Forts Wright and Randolph


Two forts on either side of the Hatchie River in Tipton County, built in part by area slaves, served as training centers for new Confederate soldiers.

The village of Randolph played a significant early role in the Confederate defense of the Mississippi River. In April 1861 the state built training camps for the Provisional Army of Tennessee, established by Gov. Isham Harris. As part of Tennessee’s new military alliance with the Confederate States of America, officials also authorized the construction of two forts (Fort Randolph and Fort Wright), on either side of the Hatchie River.

For several months, enlistees from across the state came to the forts to learn to become soldiers. Aided by slaves from the region, they built extensive earthworks and other fort structures; one brick powder magazine still exists at Fort Wright. Young men who had joined the infantry, cavalry, or artillery companies in their native counties assembled in these camps and were organized into regiments. One such private was Nathan Bedford Forrest, who began his military career here.
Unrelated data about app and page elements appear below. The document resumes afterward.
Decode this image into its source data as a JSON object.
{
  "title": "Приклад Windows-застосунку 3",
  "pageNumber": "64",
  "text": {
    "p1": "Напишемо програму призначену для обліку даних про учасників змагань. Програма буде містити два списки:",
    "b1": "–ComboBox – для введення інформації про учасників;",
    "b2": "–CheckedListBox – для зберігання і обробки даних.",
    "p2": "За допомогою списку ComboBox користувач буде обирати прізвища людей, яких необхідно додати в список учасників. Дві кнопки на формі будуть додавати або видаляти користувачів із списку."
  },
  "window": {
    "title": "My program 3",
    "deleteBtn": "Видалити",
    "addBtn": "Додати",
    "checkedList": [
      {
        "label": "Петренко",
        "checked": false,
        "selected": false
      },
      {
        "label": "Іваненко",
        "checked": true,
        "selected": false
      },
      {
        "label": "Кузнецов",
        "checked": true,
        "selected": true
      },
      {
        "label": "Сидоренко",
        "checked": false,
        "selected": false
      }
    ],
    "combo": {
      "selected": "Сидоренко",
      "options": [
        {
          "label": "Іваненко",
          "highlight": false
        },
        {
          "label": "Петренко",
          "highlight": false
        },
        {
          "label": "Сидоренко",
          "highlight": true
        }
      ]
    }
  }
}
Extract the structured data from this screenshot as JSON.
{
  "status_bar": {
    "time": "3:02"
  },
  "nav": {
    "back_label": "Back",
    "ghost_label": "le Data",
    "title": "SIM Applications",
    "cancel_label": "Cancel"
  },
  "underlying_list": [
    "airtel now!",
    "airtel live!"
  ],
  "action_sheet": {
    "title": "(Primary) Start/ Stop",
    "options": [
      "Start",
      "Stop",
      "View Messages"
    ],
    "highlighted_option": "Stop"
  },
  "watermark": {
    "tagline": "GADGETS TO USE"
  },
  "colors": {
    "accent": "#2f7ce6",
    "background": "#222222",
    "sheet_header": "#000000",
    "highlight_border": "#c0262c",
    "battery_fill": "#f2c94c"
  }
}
Col. John P. McCown and Maj. Alexander P. Stewart molded and drilled the enlistees at both forts into effective soldiers and produced enough skilled artillerists to man not only the batteries at Forts Randolph and Wright, but also to send to Confederate river defenses hear New Madrid, Missouri, later in 1861.

By 1862, both Confederate forts had seen most of their men and guns re-assigned to other positions. Later in the summer, Confederates abandoned the posts entirely. On September 25, 1862, a small band of Confederate guerrillas fired into the unarmed river packet Eugene, docked at the Randolph landing. No serious damage occurred but, in retaliation, U.S. Gen. William T. Sherman ordered the entire town of Randolph burned except for an old church and one dwelling.

  • Confederate soldier training camps
  • Nathan Bedford Forrest began his military career here
  • Abandoned by Confederate forces in the summer of 1862